If you have any questions about HR and employment law, please contact Provisional. As an HR and staffing agency serving Seattle and Spokane, we can answer any questions you may have and help to ensure you are in compliance with all necessary state and federal employment regulations.
February 23rd, 2010
Many companies today aren’t strategic when it comes to their most valuable asset – their people. Instead, they are reactive, waiting until the sky is falling before taking any action.
But to succeed in today’s business environment, developing a staffing strategy is key to operational efficiency and adaptability. When used effectively, it can make life easier for you – helping you to manage your workload, meet goals, and fill in gaps in your workforce.
Here’s how developing a staffing strategy can impact your company:
Let temporary employees, not your core staff, handle administrative and low priority activities.
Helps you meet increases in demand.
Hiring for what could be a brief spike can be risky, but so is losing sales because you couldn’t fulfill orders. Consider using temporary employees to meet the rise in demand without committing to more permanent hires.
Helps you prepare for anticipated peaks.
From busy seasons to holidays, you know when demand rises. Hiring extra temporary help during those times only can help you improve flexibility and productivity – without increasing overhead.
Allows you to easily tap into skilled talent.
Bringing in someone with specific experience or specialized skills can save you time and money by shortening the learning curve for a new process.
Lets you fill gaps in your workforce.
Relieve the stress of employee absences by bringing in temporary support in cases of illness, maternity leave, or vacation.
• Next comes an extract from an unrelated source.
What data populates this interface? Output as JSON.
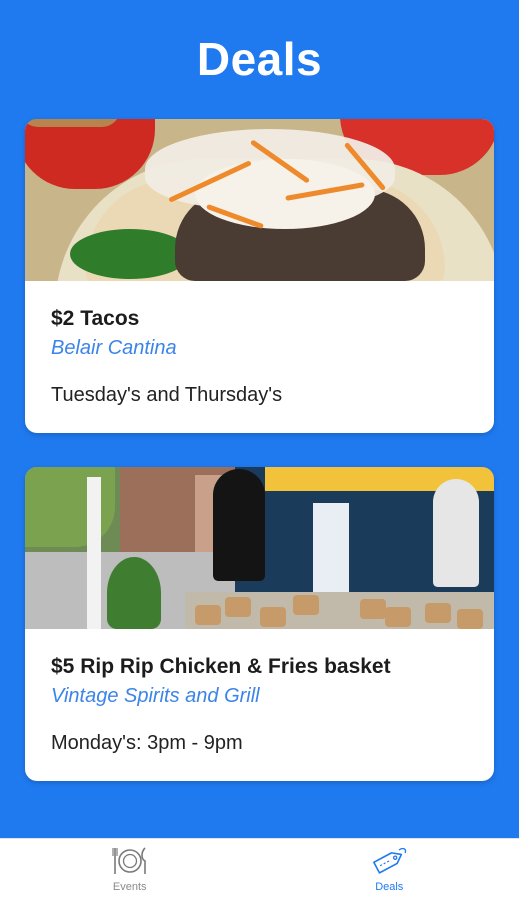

Strategic staffing can actually bring stability to your workforce by easing the stress of rises in demand, while still allowing you to operate in a lean manner. In fact, a good staffing strategy can help you do more with less!
If you’re interested in developing a strategic staffing strategy for your company, contact Provisional. As a leading staffing agency serving Seattle and Spokane, we can deliver the support and expertise you need – when you need it – while helping you avoiding the expense and problems caused by overstaffing.